That stat peaked at 29.8% in the third quarter of 2015, according to the report. That was when the first significant wave of new gTLDs were hitting the market.
The 3.4% figure is the median growth rate across the top 500 TLDs CENTR tracks.
The group tracks 1,486 TLDs in total, a little under the 1,531 currently in the root, ignoring TLDs that are too small or have unreliable data.
The report says that growth rates are similar across ccTLDs and gTLDs, though gTLDs seem to be faring slightly better.
The median growth rate of the top 300 gTLDs was 4.1%.
For ccTLDs, the percentage growth varied between regions, from 1.4% in the Americas to 6.3% in the still much smaller African markets.
CENTR estimates that there were 351 million registered domains at the end of the quarter.

Brand-blocking service plotted for porn gTLDs

MMX wants to offer a new service for trademark owners worried about cybersquatting in its four porn-themed gTLDs.
The proposed Adult Block Services would be similar to Donuts’ groundbreaking Domain Protected Marks List and the recent Trademark Sentry offering from .CLUB Domains.
The service would enable big brands to block their marks from registration across all four TLDs for less than the price of individual defensive registrations.
Prices have not been disclosed, but a more-expensive “Plus” version would also allow the blocking of variants such as typos. The registry told ICANN:

The Adult Block Services will be offered as a chance for trademark owners to quickly and easily make labels unavailable for registration in our TLDs. For those trademark owners registering domain names as a defensive measure only, the Adult Block Services offer an easy, definitive, and cost-effective method for achieving their goals by offering at-a-stroke protection for TLDs included in the program. The Adult Block Services are similar to the Donuts’ DPML, Uniregistry’s EP and EP Plus and the .Club UNBS and should be immediately understood and accepted by the trademark community.
The Adult Block will allow trademark owners to block unregistered labels in our TLDs that directly match their trademarks.

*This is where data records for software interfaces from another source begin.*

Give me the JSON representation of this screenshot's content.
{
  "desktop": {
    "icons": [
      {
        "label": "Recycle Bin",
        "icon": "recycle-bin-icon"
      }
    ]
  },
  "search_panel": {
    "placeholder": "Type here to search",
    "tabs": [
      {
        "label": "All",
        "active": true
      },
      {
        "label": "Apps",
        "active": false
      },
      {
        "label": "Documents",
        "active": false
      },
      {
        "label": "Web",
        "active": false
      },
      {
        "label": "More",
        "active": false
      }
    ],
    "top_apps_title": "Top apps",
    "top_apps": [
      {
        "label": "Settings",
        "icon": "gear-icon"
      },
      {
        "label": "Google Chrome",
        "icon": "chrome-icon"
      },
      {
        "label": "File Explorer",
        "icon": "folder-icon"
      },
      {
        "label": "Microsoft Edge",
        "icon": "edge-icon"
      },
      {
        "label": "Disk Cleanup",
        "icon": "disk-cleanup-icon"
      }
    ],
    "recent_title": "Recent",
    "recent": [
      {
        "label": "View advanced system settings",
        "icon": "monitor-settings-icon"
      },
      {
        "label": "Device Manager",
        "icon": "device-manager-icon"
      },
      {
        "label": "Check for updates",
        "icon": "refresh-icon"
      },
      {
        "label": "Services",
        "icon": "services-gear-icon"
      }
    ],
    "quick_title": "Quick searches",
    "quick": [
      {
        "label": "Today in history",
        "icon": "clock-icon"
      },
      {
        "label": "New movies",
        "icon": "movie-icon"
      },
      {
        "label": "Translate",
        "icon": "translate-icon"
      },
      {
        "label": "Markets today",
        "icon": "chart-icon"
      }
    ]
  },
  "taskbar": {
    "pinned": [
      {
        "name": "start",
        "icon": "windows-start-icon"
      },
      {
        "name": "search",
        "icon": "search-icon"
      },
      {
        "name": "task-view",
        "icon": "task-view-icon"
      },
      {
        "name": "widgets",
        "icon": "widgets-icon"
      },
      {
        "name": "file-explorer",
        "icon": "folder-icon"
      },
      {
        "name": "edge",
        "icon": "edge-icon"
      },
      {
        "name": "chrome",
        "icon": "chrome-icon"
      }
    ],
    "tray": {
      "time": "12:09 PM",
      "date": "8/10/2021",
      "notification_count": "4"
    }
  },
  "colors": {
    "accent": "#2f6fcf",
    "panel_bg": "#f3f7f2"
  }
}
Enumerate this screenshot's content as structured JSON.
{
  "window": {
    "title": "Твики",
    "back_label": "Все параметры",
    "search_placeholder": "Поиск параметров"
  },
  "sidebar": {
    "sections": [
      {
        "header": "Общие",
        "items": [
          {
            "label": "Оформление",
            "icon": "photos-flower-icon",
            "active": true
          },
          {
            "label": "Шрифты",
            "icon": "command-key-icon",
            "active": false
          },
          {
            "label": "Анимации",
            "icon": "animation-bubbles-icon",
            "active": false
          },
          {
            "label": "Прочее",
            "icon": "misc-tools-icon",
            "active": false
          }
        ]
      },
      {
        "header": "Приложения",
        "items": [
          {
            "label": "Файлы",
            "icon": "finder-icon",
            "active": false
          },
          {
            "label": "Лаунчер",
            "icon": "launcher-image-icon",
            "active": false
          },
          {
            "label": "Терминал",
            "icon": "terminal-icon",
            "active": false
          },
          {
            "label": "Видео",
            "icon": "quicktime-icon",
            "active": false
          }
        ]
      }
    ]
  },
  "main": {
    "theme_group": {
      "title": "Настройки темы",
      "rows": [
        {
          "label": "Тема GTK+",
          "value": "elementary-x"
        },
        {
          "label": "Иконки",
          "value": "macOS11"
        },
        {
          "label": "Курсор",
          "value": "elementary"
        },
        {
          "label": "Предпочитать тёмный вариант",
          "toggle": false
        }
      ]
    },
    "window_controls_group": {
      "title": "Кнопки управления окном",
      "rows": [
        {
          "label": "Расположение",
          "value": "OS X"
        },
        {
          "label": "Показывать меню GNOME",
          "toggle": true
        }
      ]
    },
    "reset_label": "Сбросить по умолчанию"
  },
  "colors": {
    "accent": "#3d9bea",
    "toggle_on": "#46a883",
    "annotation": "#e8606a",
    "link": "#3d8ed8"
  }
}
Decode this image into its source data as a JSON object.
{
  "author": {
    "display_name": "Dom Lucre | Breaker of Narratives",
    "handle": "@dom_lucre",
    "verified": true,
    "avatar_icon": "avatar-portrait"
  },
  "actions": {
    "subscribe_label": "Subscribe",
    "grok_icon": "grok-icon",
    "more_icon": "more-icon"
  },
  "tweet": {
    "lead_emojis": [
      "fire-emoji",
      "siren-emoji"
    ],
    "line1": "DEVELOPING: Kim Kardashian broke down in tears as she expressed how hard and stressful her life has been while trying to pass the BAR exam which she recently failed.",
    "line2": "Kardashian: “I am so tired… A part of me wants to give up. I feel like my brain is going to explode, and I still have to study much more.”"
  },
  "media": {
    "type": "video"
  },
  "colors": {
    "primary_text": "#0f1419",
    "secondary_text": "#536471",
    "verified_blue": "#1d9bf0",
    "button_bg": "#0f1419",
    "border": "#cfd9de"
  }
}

The Adult Block Plus will allow trademark owners to block unregistered, confusingly similar variations of their trademarks in our TLDs.

It seems more akin to DPML, and Uniregistry’s recently launched clone, than to .CLUB’s forthcoming single-TLD offering.
The Registry Service Evaluation Process request was filed by ICM Registry, which was acquired by MMX last year.
It only covers the four porn gTLDs that ICM originally ran, and not any of the other 22 gTLDs managed by MMX (aka Minds + Machines).
This will certainly make the service appear less attractive to the IP community than something like DPML, which covers Donuts stable of 242 TLDs.
While there’s no public data about how successful blocking services have been, anecdotally I’m told they’re quite popular.
What we do have data on is how popular the ICM gTLDs have been in sunrise periods, where trademark owners showed up in higher-than-usual numbers to defensively register their marks.
.porn, .adult and .sex garnered about 2,000 sunrise regs each, more than 20 times the average for a new gTLD, making them three of the top four most-subscribed sunrise periods.
Almost one in five of the currently registered domains in each of these TLDs is likely to be a sunrise defensive.
Now that sunrise is long gone, there may be an appetite in the trademark community for less-expensive blocks.
But there have been calls for the industry to unify and offer blocking services to cover all gTLDs.
The brand-protection registrar Com Laude recently wrote:

What brands really need is for registry operators to come together and offer a universal, truly global block that applies across all the open registries and at a reasonable price that a trademark owner with multiple brands can afford.

Quite how that would happen across over 1,200 gTLDs is a bit of a mystery, unless ICANN forced such a service upon them.